• [WORK INSTRUCTION]:
Check each line of the listing below for the string "title", then copy every line that has it.

** THE RECORDS follows **

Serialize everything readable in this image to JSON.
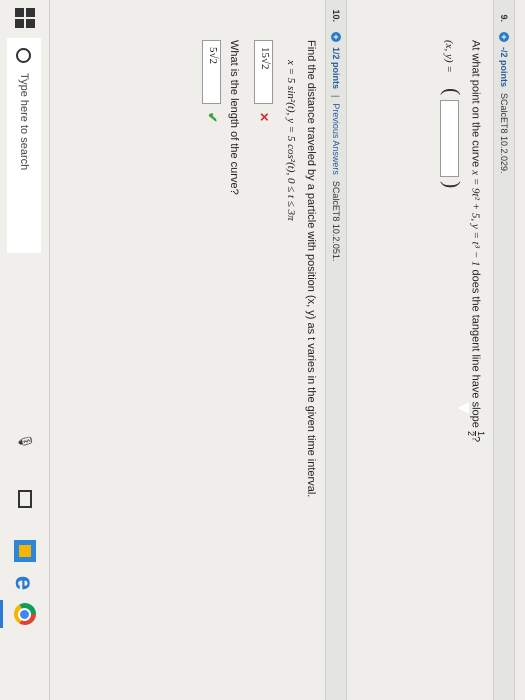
{
  "q9": {
    "number": "9.",
    "plus": "+",
    "points": "-/2 points",
    "source": "SCalcET8 10.2.029.",
    "prompt_start": "At what point on the curve ",
    "curve": "x = 9t² + 5,   y = t³ − 1",
    "prompt_end": " does the tangent line have slope ",
    "slope_num": "1",
    "slope_den": "2",
    "qmark": "?",
    "answer_label": "(x, y) =",
    "open_paren": "(",
    "close_paren": ")",
    "answer_value": ""
  },
  "q10": {
    "number": "10.",
    "plus": "+",
    "points": "1/2 points",
    "separator": "|",
    "previous": "Previous Answers",
    "source": "SCalcET8 10.2.051.",
    "prompt": "Find the distance traveled by a particle with position (x, y) as t varies in the given time interval.",
    "equations": "x = 5 sin²(t),    y = 5 cos²(t),    0 ≤ t ≤ 3π",
    "answer1": "15√2",
    "answer1_status": "✕",
    "prompt2": "What is the length of the curve?",
    "answer2": "5√2",
    "answer2_status": "✔"
  },
  "taskbar": {
    "search_placeholder": "Type here to search",
    "mic": "🎙",
    "edge": "e"
  }
}
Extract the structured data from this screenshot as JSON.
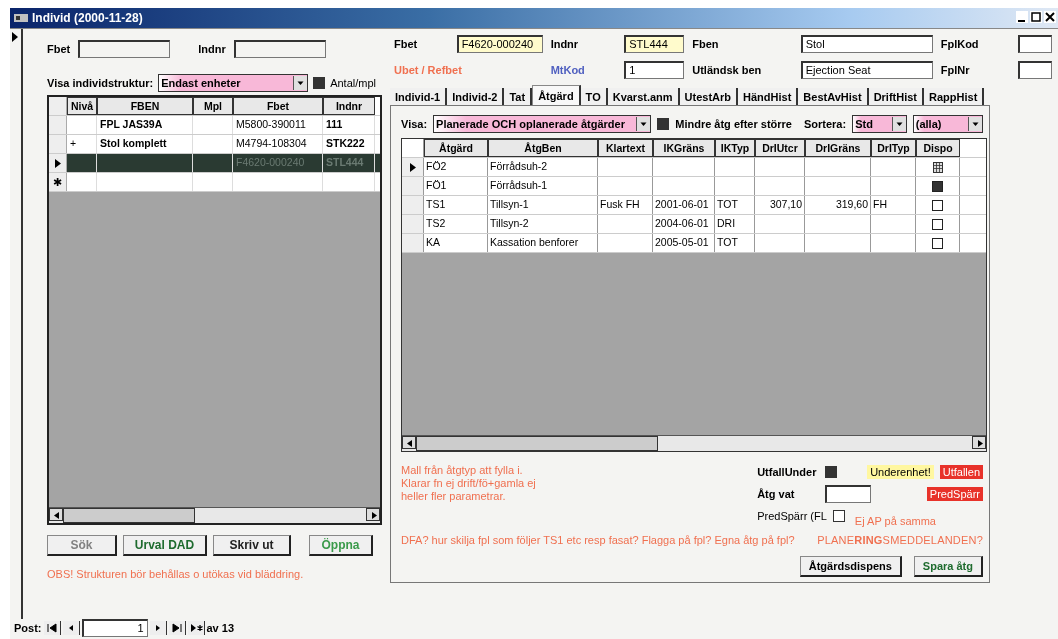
{
  "window": {
    "title": "Individ (2000-11-28)"
  },
  "search": {
    "fields": [
      {
        "label": "Fbet"
      },
      {
        "label": "Indnr"
      }
    ]
  },
  "structure": {
    "label": "Visa individstruktur:",
    "value": "Endast enheter",
    "checkbox": {
      "label": "Antal/mpl",
      "checked": true
    }
  },
  "left_table": {
    "columns": [
      "Nivå",
      "FBEN",
      "Mpl",
      "Fbet",
      "Indnr"
    ],
    "new_row_marker": "✱",
    "rows": [
      {
        "cells": [
          "",
          "FPL JAS39A",
          "",
          "M5800-390011",
          "111"
        ],
        "selected": false
      },
      {
        "cells": [
          "+",
          "Stol komplett",
          "",
          "M4794-108304",
          "STK222"
        ],
        "selected": false
      },
      {
        "cells": [
          "",
          "",
          "",
          "F4620-000240",
          "STL444"
        ],
        "selected": true
      }
    ]
  },
  "left_buttons": [
    {
      "label": "Sök",
      "color": "#808080"
    },
    {
      "label": "Urval DAD",
      "color": "#1e6b2e"
    },
    {
      "label": "Skriv ut",
      "color": "#222222"
    },
    {
      "label": "Öppna",
      "color": "#3a9a4a"
    }
  ],
  "obs_note": "OBS! Strukturen bör behållas o utökas vid bläddring.",
  "navigator": {
    "label": "Post:",
    "record": "1",
    "total": "av 13"
  },
  "header_fields": [
    {
      "label": "Fbet",
      "color": "#000000",
      "kind": "field",
      "value": "F4620-000240",
      "highlight": true
    },
    {
      "label": "Indnr",
      "color": "#000000",
      "kind": "field",
      "value": "STL444",
      "highlight": true
    },
    {
      "label": "Fben",
      "color": "#000000",
      "kind": "field",
      "value": "Stol",
      "highlight": false
    },
    {
      "label": "FplKod",
      "color": "#000000",
      "kind": "field",
      "highlight": false
    },
    {
      "label": "Ubet / Refbet",
      "color": "#f07050",
      "kind": "label"
    },
    {
      "label": "MtKod",
      "color": "#5060c0",
      "kind": "field",
      "value": "1",
      "highlight": false
    },
    {
      "label": "Utländsk ben",
      "color": "#000000",
      "kind": "field",
      "value": "Ejection Seat",
      "highlight": false
    },
    {
      "label": "FplNr",
      "color": "#000000",
      "kind": "field",
      "highlight": false
    }
  ],
  "tabs": [
    {
      "label": "Individ-1",
      "selected": false
    },
    {
      "label": "Individ-2",
      "selected": false
    },
    {
      "label": "Tat",
      "selected": false
    },
    {
      "label": "Åtgärd",
      "selected": true
    },
    {
      "label": "TO",
      "selected": false
    },
    {
      "label": "Kvarst.anm",
      "selected": false
    },
    {
      "label": "UtestArb",
      "selected": false
    },
    {
      "label": "HändHist",
      "selected": false
    },
    {
      "label": "BestAvHist",
      "selected": false
    },
    {
      "label": "DriftHist",
      "selected": false
    },
    {
      "label": "RappHist",
      "selected": false
    }
  ],
  "filter": {
    "label": "Visa:",
    "value": "Planerade OCH oplanerade åtgärder",
    "checkbox": {
      "label": "Mindre åtg efter större",
      "checked": true
    },
    "sort_label": "Sortera:",
    "sort_value": "Std",
    "sort_value_2": "(alla)"
  },
  "action_table": {
    "columns": [
      "Åtgärd",
      "ÅtgBen",
      "Klartext",
      "IKGräns",
      "IKTyp",
      "DrIUtcr",
      "DrIGräns",
      "DrITyp",
      "Dispo"
    ],
    "rows": [
      {
        "cells": [
          "FÖ2",
          "Förrådsuh-2",
          "",
          "",
          "",
          "",
          "",
          "",
          ""
        ],
        "kind": "grid",
        "selected": true
      },
      {
        "cells": [
          "FÖ1",
          "Förrådsuh-1",
          "",
          "",
          "",
          "",
          "",
          "",
          ""
        ],
        "kind": "filled",
        "selected": false
      },
      {
        "cells": [
          "TS1",
          "Tillsyn-1",
          "Fusk FH",
          "2001-06-01",
          "TOT",
          "307,10",
          "319,60",
          "FH",
          ""
        ],
        "kind": "empty",
        "selected": false
      },
      {
        "cells": [
          "TS2",
          "Tillsyn-2",
          "",
          "2004-06-01",
          "DRI",
          "",
          "",
          "",
          ""
        ],
        "kind": "empty",
        "selected": false
      },
      {
        "cells": [
          "KA",
          "Kassation benforer",
          "",
          "2005-05-01",
          "TOT",
          "",
          "",
          "",
          ""
        ],
        "kind": "empty",
        "selected": false
      }
    ]
  },
  "note_lines": [
    "Mall från åtgtyp att fylla i.",
    "Klarar fn ej drift/fö+gamla ej",
    "heller fler parametrar."
  ],
  "utfall": {
    "label": "UtfallUnder",
    "checked": true,
    "badges": [
      {
        "label": "Underenhet!",
        "kind": "warning"
      },
      {
        "label": "Utfallen",
        "kind": "alert"
      }
    ]
  },
  "atg_vat": {
    "label": "Åtg vat",
    "badge": "PredSpärr"
  },
  "predsparr": {
    "label": "PredSpärr (FL",
    "checked": false,
    "note": "Ej AP på samma"
  },
  "question": "DFA? hur skilja fpl som följer TS1 etc resp fasat? Flagga på fpl? Egna åtg på fpl?",
  "planning": "PLANE**RING**SMEDDELANDEN?",
  "action_buttons": [
    "Åtgärdsdispens",
    "Spara åtg"
  ]
}
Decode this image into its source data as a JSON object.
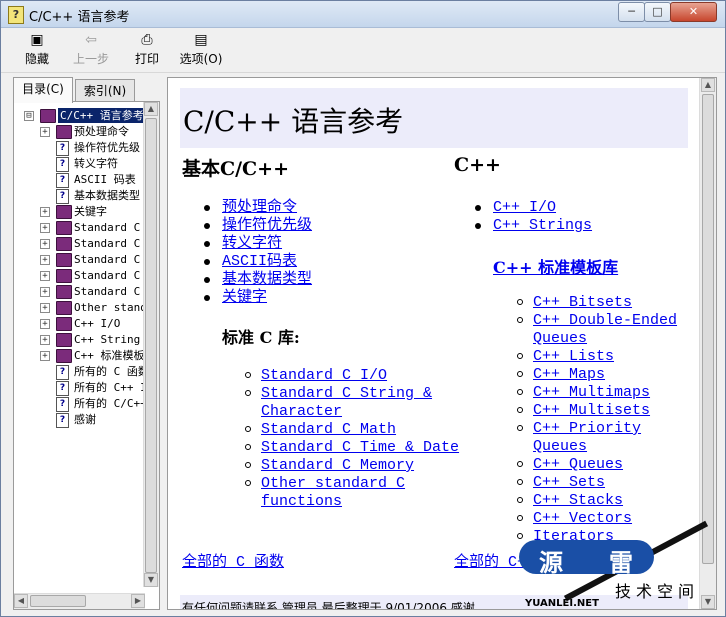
{
  "window": {
    "title": "C/C++ 语言参考",
    "min": "─",
    "max": "□",
    "close": "✕"
  },
  "toolbar": {
    "hide": "隐藏",
    "back": "上一步",
    "print": "打印",
    "options": "选项(O)"
  },
  "tabs": {
    "contents": "目录(C)",
    "index": "索引(N)"
  },
  "tree": [
    {
      "label": "C/C++ 语言参考",
      "expander": "⊟",
      "icon": "book",
      "level": 0
    },
    {
      "label": "预处理命令",
      "expander": "+",
      "icon": "book",
      "level": 1
    },
    {
      "label": "操作符优先级",
      "expander": "",
      "icon": "page",
      "level": 1
    },
    {
      "label": "转义字符",
      "expander": "",
      "icon": "page",
      "level": 1
    },
    {
      "label": "ASCII 码表",
      "expander": "",
      "icon": "page",
      "level": 1
    },
    {
      "label": "基本数据类型",
      "expander": "",
      "icon": "page",
      "level": 1
    },
    {
      "label": "关键字",
      "expander": "+",
      "icon": "book",
      "level": 1
    },
    {
      "label": "Standard C I",
      "expander": "+",
      "icon": "book",
      "level": 1
    },
    {
      "label": "Standard C S",
      "expander": "+",
      "icon": "book",
      "level": 1
    },
    {
      "label": "Standard C M",
      "expander": "+",
      "icon": "book",
      "level": 1
    },
    {
      "label": "Standard C T",
      "expander": "+",
      "icon": "book",
      "level": 1
    },
    {
      "label": "Standard C M",
      "expander": "+",
      "icon": "book",
      "level": 1
    },
    {
      "label": "Other standa",
      "expander": "+",
      "icon": "book",
      "level": 1
    },
    {
      "label": "C++ I/O",
      "expander": "+",
      "icon": "book",
      "level": 1
    },
    {
      "label": "C++ String",
      "expander": "+",
      "icon": "book",
      "level": 1
    },
    {
      "label": "C++ 标准模板",
      "expander": "+",
      "icon": "book",
      "level": 1
    },
    {
      "label": "所有的 C 函数",
      "expander": "",
      "icon": "page",
      "level": 1
    },
    {
      "label": "所有的 C++ I",
      "expander": "",
      "icon": "page",
      "level": 1
    },
    {
      "label": "所有的 C/C++",
      "expander": "",
      "icon": "page",
      "level": 1
    },
    {
      "label": "感谢",
      "expander": "",
      "icon": "page",
      "level": 1
    }
  ],
  "content": {
    "title": "C/C++ 语言参考",
    "left_heading": "基本C/C++",
    "right_heading": "C++",
    "basic_links": [
      "预处理命令",
      "操作符优先级",
      "转义字符",
      "ASCII码表",
      "基本数据类型",
      "关键字"
    ],
    "stdc_heading": "标准 C 库:",
    "stdc_links": [
      [
        "Standard C I/O"
      ],
      [
        "Standard C String &",
        "Character"
      ],
      [
        "Standard C Math"
      ],
      [
        "Standard C Time & Date"
      ],
      [
        "Standard C Memory"
      ],
      [
        "Other standard C",
        "functions"
      ]
    ],
    "cpp_links": [
      "C++ I/O",
      "C++ Strings"
    ],
    "stl_heading": "C++ 标准模板库",
    "stl_links": [
      [
        "C++ Bitsets"
      ],
      [
        "C++ Double-Ended",
        "Queues"
      ],
      [
        "C++ Lists"
      ],
      [
        "C++ Maps"
      ],
      [
        "C++ Multimaps"
      ],
      [
        "C++ Multisets"
      ],
      [
        "C++ Priority Queues"
      ],
      [
        "C++ Queues"
      ],
      [
        "C++ Sets"
      ],
      [
        "C++ Stacks"
      ],
      [
        "C++ Vectors"
      ],
      [
        "Iterators"
      ]
    ],
    "all_c_functions": "全部的 C 函数",
    "all_cpp": "全部的 C+",
    "footer": "有任何问题请联系 管理员 最后整理于 9/01/2006  感谢"
  },
  "watermark": {
    "char1": "源",
    "char2": "雷",
    "sub": "技术空间",
    "url": "YUANLEI.NET"
  }
}
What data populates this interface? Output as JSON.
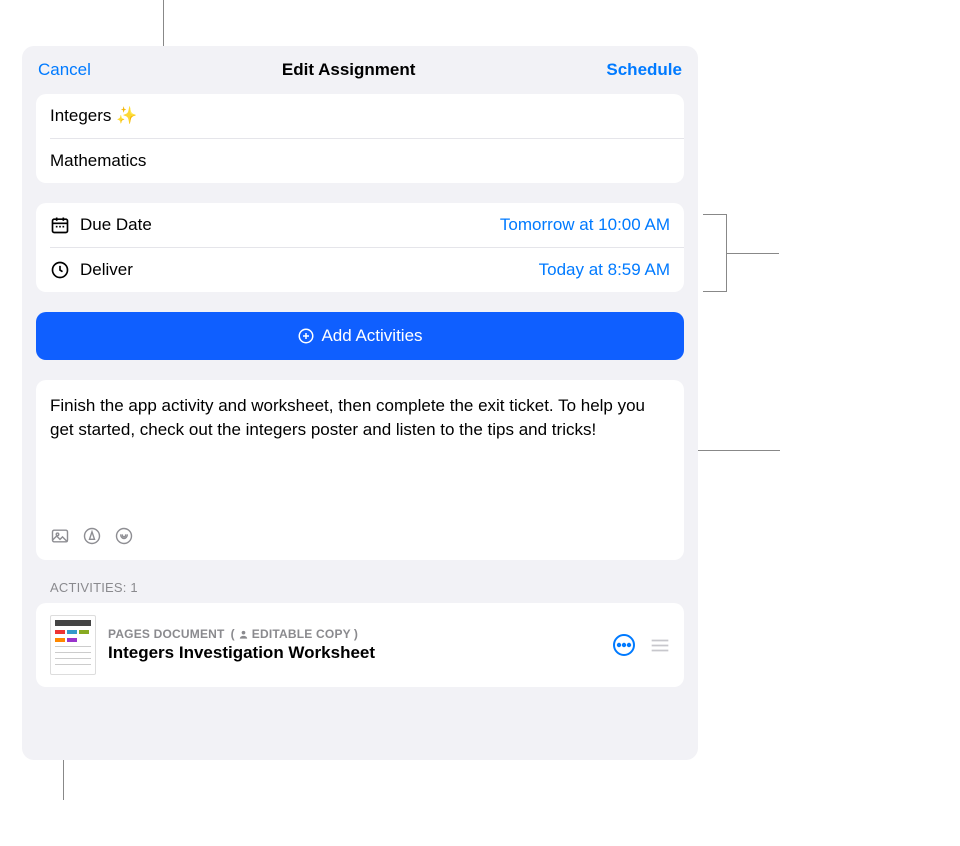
{
  "header": {
    "cancel": "Cancel",
    "title": "Edit Assignment",
    "schedule": "Schedule"
  },
  "assignment": {
    "name": "Integers ✨",
    "class": "Mathematics"
  },
  "schedule": {
    "due_label": "Due Date",
    "due_value": "Tomorrow at 10:00 AM",
    "deliver_label": "Deliver",
    "deliver_value": "Today at 8:59 AM"
  },
  "add_activities": "Add Activities",
  "instructions": "Finish the app activity and worksheet, then complete the exit ticket. To help you get started, check out the integers poster and listen to the tips and tricks!",
  "activities_header": "ACTIVITIES: 1",
  "activities": [
    {
      "type": "PAGES DOCUMENT",
      "badge": "EDITABLE COPY",
      "title": "Integers Investigation Worksheet"
    }
  ]
}
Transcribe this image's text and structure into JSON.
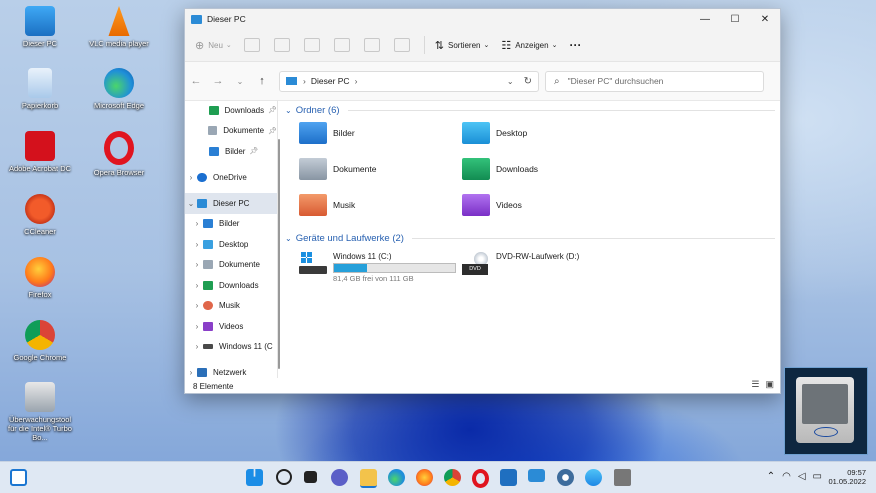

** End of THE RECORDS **

• [RESULT OF THIS TASK]:
    "title": "Individ (2000-11-28)"
    "title": "C/C++ 语言参考",
    "title": "C/C++ 语言参考",
    "title": "Edit Assignment",
      "title": "Integers Investigation Worksheet"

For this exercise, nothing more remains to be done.